Okay, stop giggling. “Coupes” are cute in a playground way, with their interconnected ailerons and adorable twin rudder. Lacking rudder pedals, you drive this low-wing monoplane around the sky. Its ballyhooed “unspinnable” nature is achieved in part by limiting elevator travel.
Pilots used to actively incorporating rudder and opposite aileron in crosswind landings will find themselves mashing the rudderless floorboards as the Ercoupe impacts the runway in a crab. Amazingly, itll straighten itself out…the way a dead cow straightens out when dropped off a moving truck.
We cant say were crazy about this airplane. But, enough there are Coupers who are to make this a viable alternative to the previous four entrants. If you have lazy feet, the 75-HP Ercoupe 415C may be for you, although we find it underpowered. Over 4000 were made and plenty are still dri…er… flying.
Ercoupes hide corrosion in the wing center section, tail-everywhere-so a thorough pre-buy is a must. Univair is a good choice for parts. Price wise, a good 415C can be found for around $25,000. That includes an electrical system, so you can start your Coupe and drive it around the ramp and skies like a car (doing 95 MPH), even at night.
If youre serious about LSA-and manyAviation Consumer readers tell us they are-you have some choices to make. New LSA airplanes, of which there are several dozen to pick from, are selling for north of $100,000, some up by the Arctic Circle type north. Some are all composite, some metal and fabric, some all fabric. Some have steam gauges, but lots of the new LSAs have modest glass cockpits, such as the Dynon D-180.

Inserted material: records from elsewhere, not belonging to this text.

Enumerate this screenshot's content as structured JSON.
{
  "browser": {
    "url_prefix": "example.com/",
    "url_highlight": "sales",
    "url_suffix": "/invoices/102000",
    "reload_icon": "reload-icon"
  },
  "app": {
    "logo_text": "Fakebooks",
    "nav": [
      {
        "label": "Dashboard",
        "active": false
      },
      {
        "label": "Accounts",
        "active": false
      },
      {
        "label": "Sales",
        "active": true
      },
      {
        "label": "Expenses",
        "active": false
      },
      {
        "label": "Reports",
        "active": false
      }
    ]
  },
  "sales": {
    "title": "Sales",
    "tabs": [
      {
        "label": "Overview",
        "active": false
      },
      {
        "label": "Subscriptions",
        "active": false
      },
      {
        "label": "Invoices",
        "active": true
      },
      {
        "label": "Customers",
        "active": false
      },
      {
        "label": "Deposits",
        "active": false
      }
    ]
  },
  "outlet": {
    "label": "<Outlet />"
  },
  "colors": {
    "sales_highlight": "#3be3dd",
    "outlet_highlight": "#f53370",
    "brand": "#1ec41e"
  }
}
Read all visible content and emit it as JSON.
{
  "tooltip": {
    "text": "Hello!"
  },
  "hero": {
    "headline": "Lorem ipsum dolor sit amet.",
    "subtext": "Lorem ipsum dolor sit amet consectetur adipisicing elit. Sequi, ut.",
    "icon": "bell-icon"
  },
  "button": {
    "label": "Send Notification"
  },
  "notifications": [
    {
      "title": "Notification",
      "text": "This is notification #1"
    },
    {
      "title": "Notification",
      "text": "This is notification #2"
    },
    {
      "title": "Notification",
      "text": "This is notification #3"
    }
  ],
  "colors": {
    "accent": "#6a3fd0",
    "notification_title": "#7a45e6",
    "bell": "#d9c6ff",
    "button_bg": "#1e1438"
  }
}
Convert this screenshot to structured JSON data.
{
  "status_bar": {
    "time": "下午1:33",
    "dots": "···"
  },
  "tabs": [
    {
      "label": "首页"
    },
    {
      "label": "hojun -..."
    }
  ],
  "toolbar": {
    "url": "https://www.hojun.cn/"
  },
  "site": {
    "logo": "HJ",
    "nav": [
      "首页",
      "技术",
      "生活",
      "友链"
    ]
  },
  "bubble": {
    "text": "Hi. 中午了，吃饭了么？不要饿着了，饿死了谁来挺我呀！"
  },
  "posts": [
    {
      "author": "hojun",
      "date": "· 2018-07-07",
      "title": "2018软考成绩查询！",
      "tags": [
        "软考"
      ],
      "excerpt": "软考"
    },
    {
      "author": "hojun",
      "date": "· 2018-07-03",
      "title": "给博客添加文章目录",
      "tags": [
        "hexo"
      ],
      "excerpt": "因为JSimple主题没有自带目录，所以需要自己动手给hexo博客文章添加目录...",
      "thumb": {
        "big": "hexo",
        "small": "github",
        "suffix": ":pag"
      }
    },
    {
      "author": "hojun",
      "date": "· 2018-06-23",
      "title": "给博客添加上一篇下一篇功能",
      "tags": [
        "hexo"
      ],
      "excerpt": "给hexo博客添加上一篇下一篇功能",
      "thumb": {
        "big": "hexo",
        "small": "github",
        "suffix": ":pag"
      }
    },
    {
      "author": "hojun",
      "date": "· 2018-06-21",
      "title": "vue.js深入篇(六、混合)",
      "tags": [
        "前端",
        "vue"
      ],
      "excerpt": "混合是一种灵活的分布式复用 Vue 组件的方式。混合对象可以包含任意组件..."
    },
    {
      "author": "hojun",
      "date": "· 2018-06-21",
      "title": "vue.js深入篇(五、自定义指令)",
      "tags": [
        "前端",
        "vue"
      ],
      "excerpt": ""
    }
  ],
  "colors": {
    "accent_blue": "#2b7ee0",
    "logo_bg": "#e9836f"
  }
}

For one-third (or less), you can get 70 year-old steam-gauge technology redolent with the smell of decades worth of gas and dope. For many buyers, that whiff of nostalgia will be all it takes. For others, we recommend caution. These legacy LSAs are not terribly comfortable and if you cant fly coordinated and learn to use your feel, theyll be neither pleasant nor kind, especially on the runway. Used models are in various states of maintenance and may need work-a lot of work. If a recover is necessary, it may cost more than the value of the airplane itself. (See October 2007Aviation Consumer for more.)
So which is our top pick? Theres no slam dunk winner, because we think the LSA legacy market is an emotional one. You buy a Cirrus for geographic travel, an LSA for time travel. Our top pick valuewise is the the 7AC Aeronca. It has decent performance, is readily supportable and isnt too expensive.
Tied for second are the Taylorcraft and Luscombe. Theyre a little harder to find and a bit quirky compared to the Champ. One up from the bottom is the J-3 Cub, purely on price. Although perhaps the most supportable of all the legacy LSAs, we think its overpriced for what it does. Last pick is the Ercoupe. They arent cheap and, in our view, lack the charm and cache of the taildraggers which, except for the Cub, are all bargains for beginner or lingering pilots.
Legacy LSAs do require specialized flight instruction, but on the plus side, theyre fun to fly when flown properly, even the silly Coupes. Apparently, your grandfather knew what he was doing.
Paul Berge is a CFII, writer and former air traffic controller. He owns a Champ and lives in Iowa.